→ **Task prompt**:
Copy the data that follows exactly as it is, excluding all pictures.

Extracted data entries:
*** Block opens ***

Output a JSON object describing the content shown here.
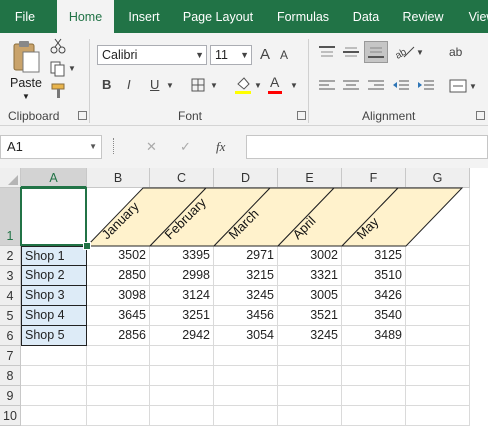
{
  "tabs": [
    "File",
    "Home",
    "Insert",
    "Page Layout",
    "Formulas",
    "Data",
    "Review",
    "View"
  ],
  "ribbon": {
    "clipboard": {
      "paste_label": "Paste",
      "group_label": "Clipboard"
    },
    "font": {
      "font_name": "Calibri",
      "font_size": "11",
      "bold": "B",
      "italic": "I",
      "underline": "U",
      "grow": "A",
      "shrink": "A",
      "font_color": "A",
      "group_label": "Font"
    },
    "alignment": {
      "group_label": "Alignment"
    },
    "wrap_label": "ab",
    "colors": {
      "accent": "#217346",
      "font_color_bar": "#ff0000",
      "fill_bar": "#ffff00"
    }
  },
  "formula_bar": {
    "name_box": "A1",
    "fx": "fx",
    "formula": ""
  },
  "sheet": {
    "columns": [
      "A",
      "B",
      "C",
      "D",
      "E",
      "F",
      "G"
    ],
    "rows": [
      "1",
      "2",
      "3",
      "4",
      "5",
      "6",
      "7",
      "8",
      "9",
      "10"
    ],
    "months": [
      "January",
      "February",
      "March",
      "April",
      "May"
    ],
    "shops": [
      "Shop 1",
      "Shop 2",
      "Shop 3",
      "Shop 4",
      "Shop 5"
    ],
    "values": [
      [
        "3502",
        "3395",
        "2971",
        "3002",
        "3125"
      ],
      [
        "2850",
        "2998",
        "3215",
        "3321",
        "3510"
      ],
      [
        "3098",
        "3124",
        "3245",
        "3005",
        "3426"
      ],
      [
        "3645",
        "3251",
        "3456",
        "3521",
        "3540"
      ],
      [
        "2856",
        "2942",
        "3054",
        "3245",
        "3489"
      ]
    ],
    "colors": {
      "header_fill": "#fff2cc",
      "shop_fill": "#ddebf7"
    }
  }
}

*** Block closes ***

→ **Output**:
Output a JSON object describing the content shown here.
{
  "tabs": [
    "File",
    "Home",
    "Insert",
    "Page Layout",
    "Formulas",
    "Data",
    "Review",
    "View"
  ],
  "ribbon": {
    "clipboard": {
      "paste_label": "Paste",
      "group_label": "Clipboard"
    },
    "font": {
      "font_name": "Calibri",
      "font_size": "11",
      "bold": "B",
      "italic": "I",
      "underline": "U",
      "grow": "A",
      "shrink": "A",
      "font_color": "A",
      "group_label": "Font"
    },
    "alignment": {
      "group_label": "Alignment"
    },
    "wrap_label": "ab",
    "colors": {
      "accent": "#217346",
      "font_color_bar": "#ff0000",
      "fill_bar": "#ffff00"
    }
  },
  "formula_bar": {
    "name_box": "A1",
    "fx": "fx",
    "formula": ""
  },
  "sheet": {
    "columns": [
      "A",
      "B",
      "C",
      "D",
      "E",
      "F",
      "G"
    ],
    "rows": [
      "1",
      "2",
      "3",
      "4",
      "5",
      "6",
      "7",
      "8",
      "9",
      "10"
    ],
    "months": [
      "January",
      "February",
      "March",
      "April",
      "May"
    ],
    "shops": [
      "Shop 1",
      "Shop 2",
      "Shop 3",
      "Shop 4",
      "Shop 5"
    ],
    "values": [
      [
        "3502",
        "3395",
        "2971",
        "3002",
        "3125"
      ],
      [
        "2850",
        "2998",
        "3215",
        "3321",
        "3510"
      ],
      [
        "3098",
        "3124",
        "3245",
        "3005",
        "3426"
      ],
      [
        "3645",
        "3251",
        "3456",
        "3521",
        "3540"
      ],
      [
        "2856",
        "2942",
        "3054",
        "3245",
        "3489"
      ]
    ],
    "colors": {
      "header_fill": "#fff2cc",
      "shop_fill": "#ddebf7"
    }
  }
}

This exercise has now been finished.